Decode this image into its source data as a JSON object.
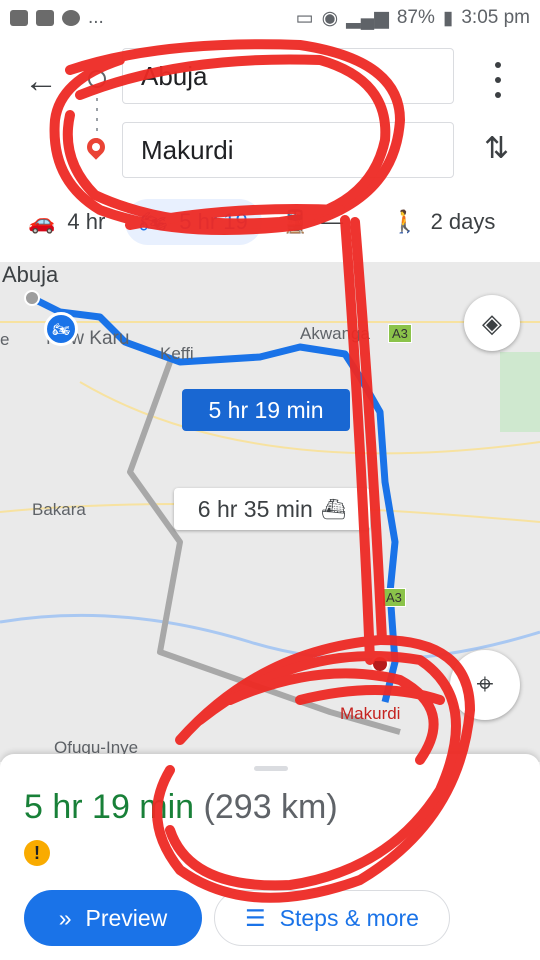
{
  "status_bar": {
    "left_extra": "...",
    "battery": "87%",
    "time": "3:05 pm"
  },
  "header": {
    "back_icon": "arrow-back-icon",
    "origin": "Abuja",
    "destination": "Makurdi",
    "swap_icon": "swap-vertical-icon"
  },
  "modes": [
    {
      "icon": "car-icon",
      "label": "4 hr"
    },
    {
      "icon": "motorcycle-icon",
      "label": "5 hr 19"
    },
    {
      "icon": "transit-icon",
      "label": "—"
    },
    {
      "icon": "walk-icon",
      "label": "2 days"
    }
  ],
  "map": {
    "labels": {
      "abuja": "Abuja",
      "new_karu": "New Karu",
      "keffi": "Keffi",
      "akwanga": "Akwanga",
      "bakara": "Bakara",
      "ofugu": "Ofugu-Inye",
      "makurdi": "Makurdi",
      "edge_e": "e"
    },
    "shields": {
      "a3_top": "A3",
      "a3_mid": "A3"
    },
    "route_time": "5 hr 19 min",
    "alt_time": "6 hr 35 min",
    "colors": {
      "route": "#1a73e8",
      "alt_route": "#a8a8a8",
      "scribble": "#ee2a24"
    }
  },
  "sheet": {
    "duration": "5 hr 19 min",
    "distance": "(293 km)",
    "preview_label": "Preview",
    "steps_label": "Steps & more"
  }
}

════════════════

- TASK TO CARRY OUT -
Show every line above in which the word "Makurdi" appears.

- ANSWER -
    "destination": "Makurdi",
      "makurdi": "Makurdi",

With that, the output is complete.